Row over single gene index
By Jessica Buss
DAIRY industry experts are at loggerheads over genetic indexes, with some calling for a single index to replace the system of PIN and ITEM, which they believe is slowing genetic progress in the UK.
But while a single genetic index for dairy producers may speed genetic progress of the national herd, some question whether it could suit everyones selection goals.
Among those calling for a single index is Chris Phillips of breeding company Altapon. He wants to scrap the two UK genetic indexes in favour of a new one based on a bulls ability to transmit profitable traits such as lifespan and production.
While PIN reflects production traits and ITEM has additional traits to reflect longevity, this means there are two different bull rankings, creating confusion, he says. ITEM will be replaced by Profitable Lifetime Index (PLI) including lifespan predictions in February.
"PIN has no minimum type standard and ITEM is misunderstood, under-used and often ignored. Producers are asked to compromise one index against another which benefits no one.
"Lifespan should be included within PIN, which is well accepted, to form a P index – when P stands for profit." Many countries use a single index, and a move to this could improve UK herd profitability, he believes.
Geoff Simm, head of animal genetics at SAC, also recommends a single profit index, believing there is no reason to continue using two.
Dr Simm believes lifespan should have been incorporated in PIN instead of being launched as PLI. Indexes should evolve and improve, he says; developments planned for PLI include health and reproduction costs (see p31).
"But index name changes every few years are confusing. That is especially true of ITEM because values are similar to PIN."
He is concerned producers may return to PIN in February because they are unsure of the differences between PIN and PLI, when PLI aims to reduce the negative consequences of using PIN.
But Gordon Swanson of the Animal Data Centre is against a single index. "It is too premature to consider such a move before PLI is accepted and proven successful."
He hopes producers will select bulls on PLI and then consider PIN values once they know how to use £PLI for bulls and cows.
"We know PIN works. There is still a place for a production-only index. We want to publish both to help improve production."
Brian Bolton of Sersia agrees that it is easier to steer a national population in one direction using a single index, which would refocus attention on genetics as a management tool.
"But indexes are a first selection tool, not a final selection tool. Break bull proofs down into secondary reasons to find their extremes," he advises.

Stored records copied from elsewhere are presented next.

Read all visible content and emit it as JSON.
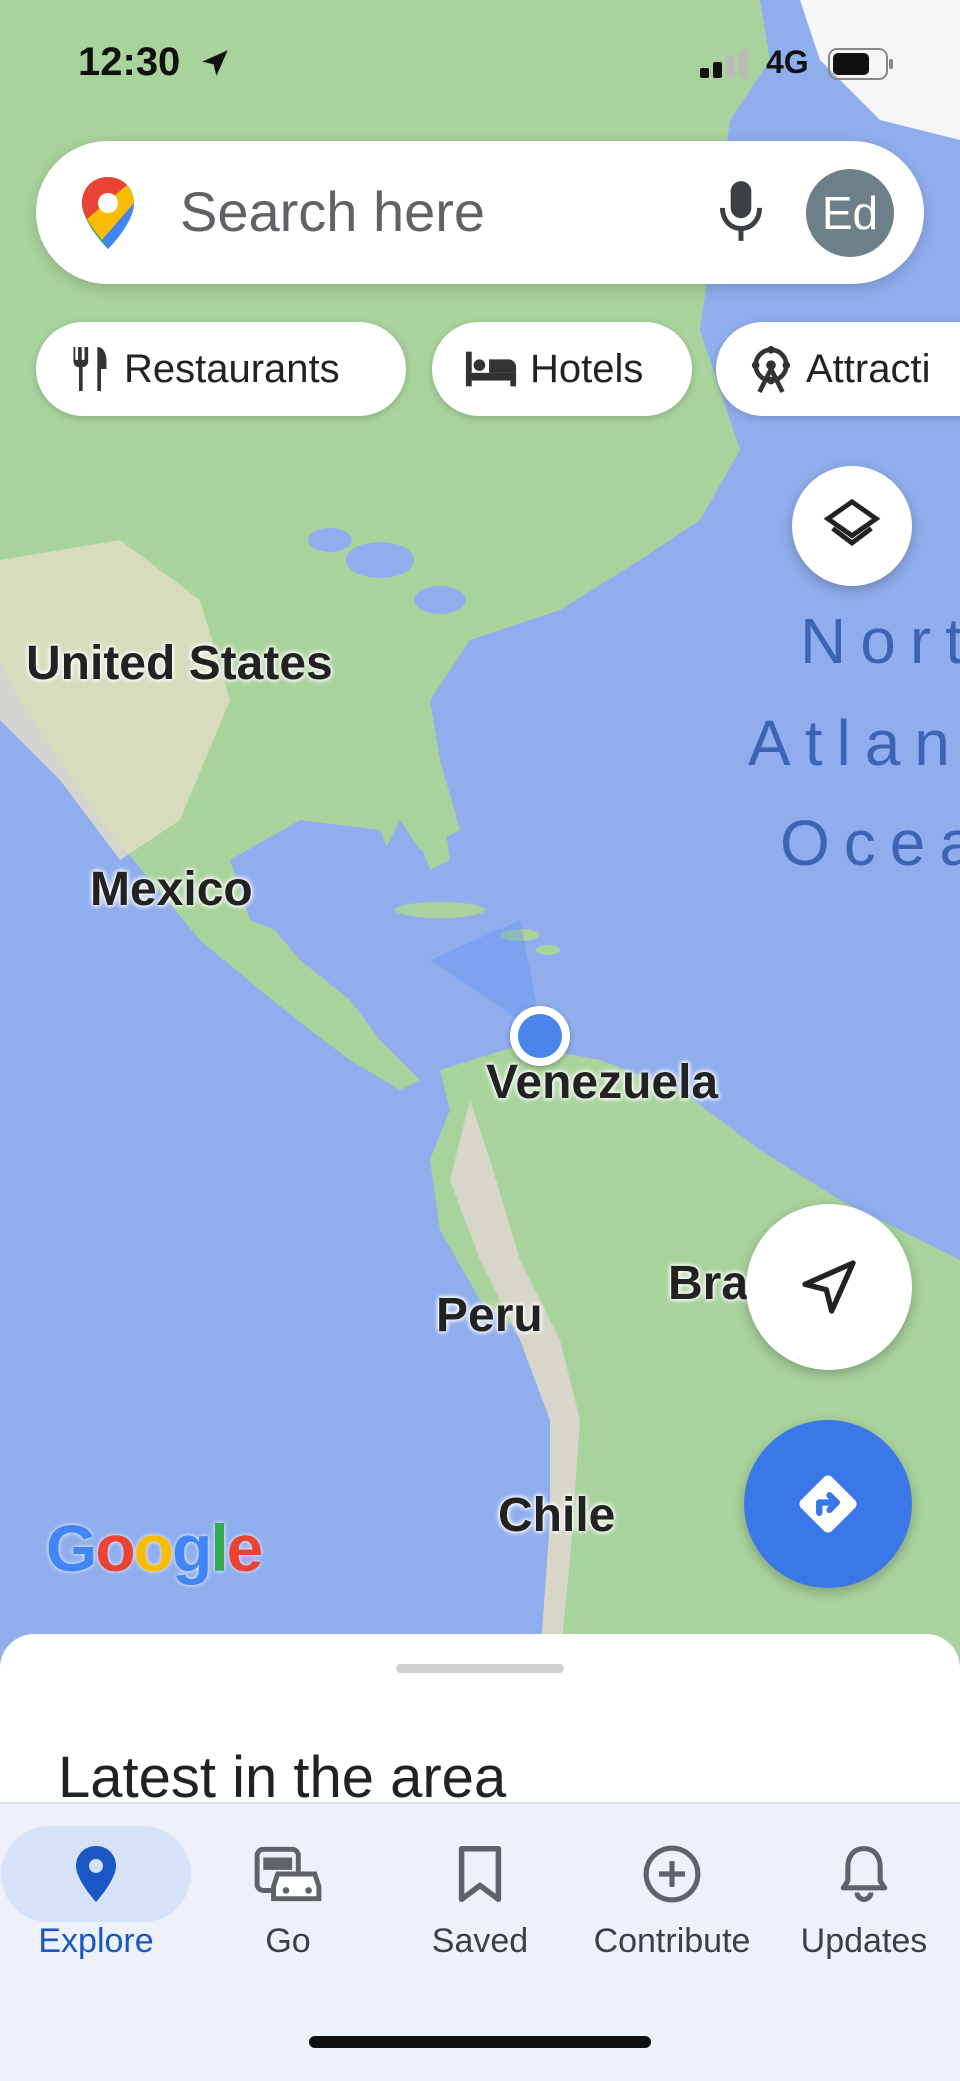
{
  "status_bar": {
    "time": "12:30",
    "network": "4G"
  },
  "search": {
    "placeholder": "Search here",
    "avatar_initials": "Ed"
  },
  "chips": [
    {
      "label": "Restaurants",
      "icon": "fork-knife-icon"
    },
    {
      "label": "Hotels",
      "icon": "bed-icon"
    },
    {
      "label": "Attracti",
      "icon": "ferris-wheel-icon"
    }
  ],
  "map": {
    "countries": [
      "United States",
      "Mexico",
      "Venezuela",
      "Peru",
      "Bra",
      "Chile"
    ],
    "ocean_lines": [
      "Nort",
      "Atlan",
      "Ocea"
    ],
    "attribution": "Google"
  },
  "sheet": {
    "title": "Latest in the area"
  },
  "bottom_nav": [
    {
      "label": "Explore",
      "icon": "location-pin-icon",
      "active": true
    },
    {
      "label": "Go",
      "icon": "commute-icon",
      "active": false
    },
    {
      "label": "Saved",
      "icon": "bookmark-icon",
      "active": false
    },
    {
      "label": "Contribute",
      "icon": "add-circle-icon",
      "active": false
    },
    {
      "label": "Updates",
      "icon": "bell-icon",
      "active": false
    }
  ],
  "colors": {
    "accent": "#3b78e7",
    "ocean": "#90aeee",
    "land": "#a9d39d",
    "active_pill": "#d6e2f8"
  }
}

But, he warns, a single composite score can hide important negative traits and would limit the choice for UK producers. "All-encompassing indexes cannot allow for variation in selection goals in the current varied milk market. Having one production and one type orientated index provides more choice," says Mr Bolton. The US and France use two indexes successfully.
Dr Simm believes ranking bulls for individual circumstances and a single index can be compatible. A single index could be used for industry comparison and that same index could be tailored to meet individual producers needs using their own milk values, feed inputs, somatic cell counts and lifespan, so encouraging acceptance of the index.
Development of a computer model to allow bull ranking to suit individual farmers would take 12-18 months, he adds. *
• Could reduce confusion.
• Improvements better accepted.
• Tailored to suit individuals?